We saw it in the past when the team was called Renault. That same lack of decision-making has carried over with the name change to Alpine.
It will be interesting to see where Piastri goes. My guess would be McLaren. Zak Brown is a shrewd operator who knows that the only way forward is to hire the best, and I’m pretty sure Piastri is one of them. With Daniel Ricciardo struggling and Mark Webber being involved with both, they have probably arrived at an agreement and a potential solution to the Ricciardo situation.
On the USA side, there’s F1 hopefuls Colton Herta, Alex Palou, Pato O’Ward and Felix Rosenqvist all contracted in one way or another to McLaren – or at least Arrow McLaren SP – but this appears to shut the F1 door firmly in their faces. They can still dream, but we can all do that – and dreams are normally what they end up being.
Anything IndyCar can do, F1 can too
F1 now has its own version of the biggest story of the IndyCar silly season. Over there, series powerhouse Chip Ganassi Racing announced a contract extension for reigning champion Alex Palou, which he then claimed he hadn’t agreed to, because he was signing for McLaren. That situation continues to escalate.
Piastri’s story is just as dramatic, even if he doesn’t have the status of the series’ reigning champion as Palou does, and he’s claiming he hasn’t agreed to race for a solid midfielder rather than arguably the best team on the grid.
But this one has more moving pieces, and extra layers of intrigue. It’s all been kicked off by Alonso secretly signing for Aston Martin, leaving Alpine in the lurch.
And assuming Piastri isn’t turning down an Alpine race seat for a reserve drive elsewhere, he’s surely heading towards a seat someone else currently holds a contract for.
Anyway, unlike Palou’s story, at least McLaren isn’t involved this time. Officially. Yet.
Parallels on two wheels too, not just four
It is of course Alex Palou‘s current contract saga that Oscar Piastri’s situation first brings to mind but there is another recent example that’s relevant.
In 2021, KTM in MotoGP exercised an option on hotshot prospect Raul Fernandez, announcing him as a 2022 rider for satellite team Tech3 in the middle of an actual MotoGP session. Fernandez later indicated to the Spanish media this was not the outcome he desired.
Fernandez, courted by Yamaha at that point, ultimately did end up riding for KTM this year but it has been a fruitless, largely moribund year, which is likely to end with him walking away from the programme at the end of the season.

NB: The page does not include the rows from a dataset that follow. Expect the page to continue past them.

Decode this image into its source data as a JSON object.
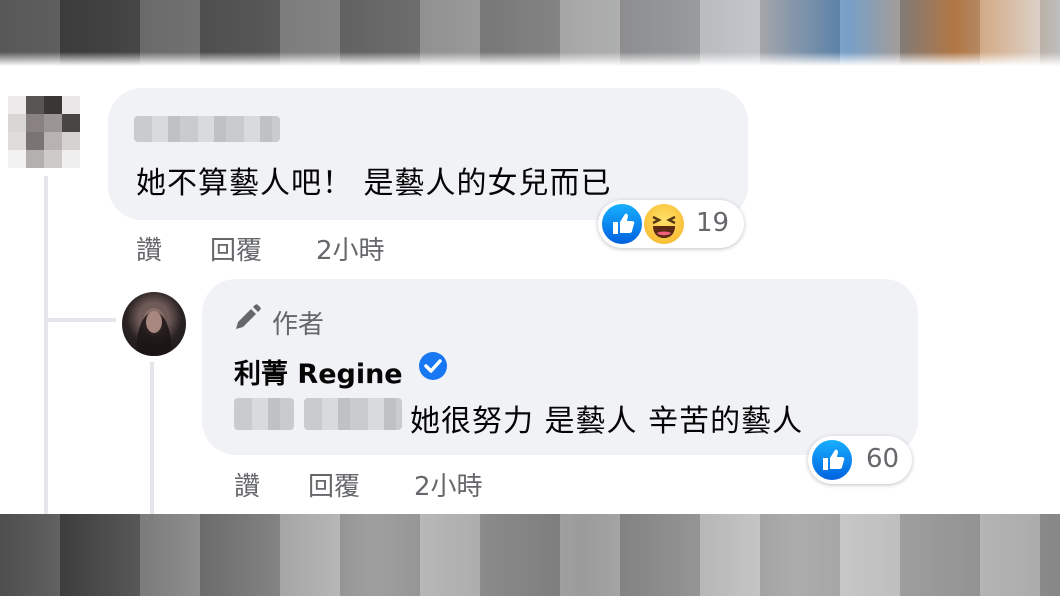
{
  "comment1": {
    "text": "她不算藝人吧！ 是藝人的女兒而已",
    "reaction_count": "19",
    "actions": {
      "like": "讚",
      "reply": "回覆",
      "time": "2小時"
    }
  },
  "comment2": {
    "author_badge": "作者",
    "author_name": "利菁 Regine",
    "text": "她很努力 是藝人 辛苦的藝人",
    "reaction_count": "60",
    "actions": {
      "like": "讚",
      "reply": "回覆",
      "time": "2小時"
    }
  },
  "colors": {
    "bubble": "#f0f2f5",
    "meta_text": "#65676b",
    "like_blue": "#1877f2"
  },
  "icons": {
    "like": "like-icon",
    "haha": "haha-icon",
    "author": "pencil-icon",
    "verified": "verified-badge-icon"
  }
}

It is a different situation with a different set of parameters but one that has an obvious common thread which is that forcing a sportsperson to compete for your team against their wishes doesn’t usually work out for either party in the end.
If Piastri‘s heart is indeed set on racing elsewhere, if his head has indeed been turned, then the best course of action for Alpine is to use whatever contractual levers it has to pursue a financial settlement because there is no way it will benefit from keeping Piastri.
Of course, it may already realise that but for the sake of its negotiating position it’s not something that it can say publicly.
A lot of mess for two drivers to potentially be worse off in 2023
Gosh. What a 34 hours from that Aston Martin bombshell to the Piastri bombshell.
My colleague Val Khorounzhiy suggested Alpine team principal Otmar Szafnauer might have been ill-advised to tell journalists on Tuesday morning that there was a doubt over Piastri’s status at Alpine given how quickly Alpine appeared to have resolved that doubt. Turned out Piastri would’ve made very sure we all knew the score regardless.
It’s glorious drama but I can’t help thinking the end result might be a little ironic on track.
There haven’t been enough signs yet from Aston Martin that it will make enough progress to do justice to having Alonso in its car, so his brusque leap will surely be a step down the grid. And if Piastri ends up in the car his management seem to want to get him into, I’d put money on it being far, far harder for him to make an impression against Lando Norris at McLaren than he would against Esteban Ocon at Alpine.
And it’ll probably be a battle that unfolds in much the same part of the upper midfield regardless of whether he’s in blue or orange.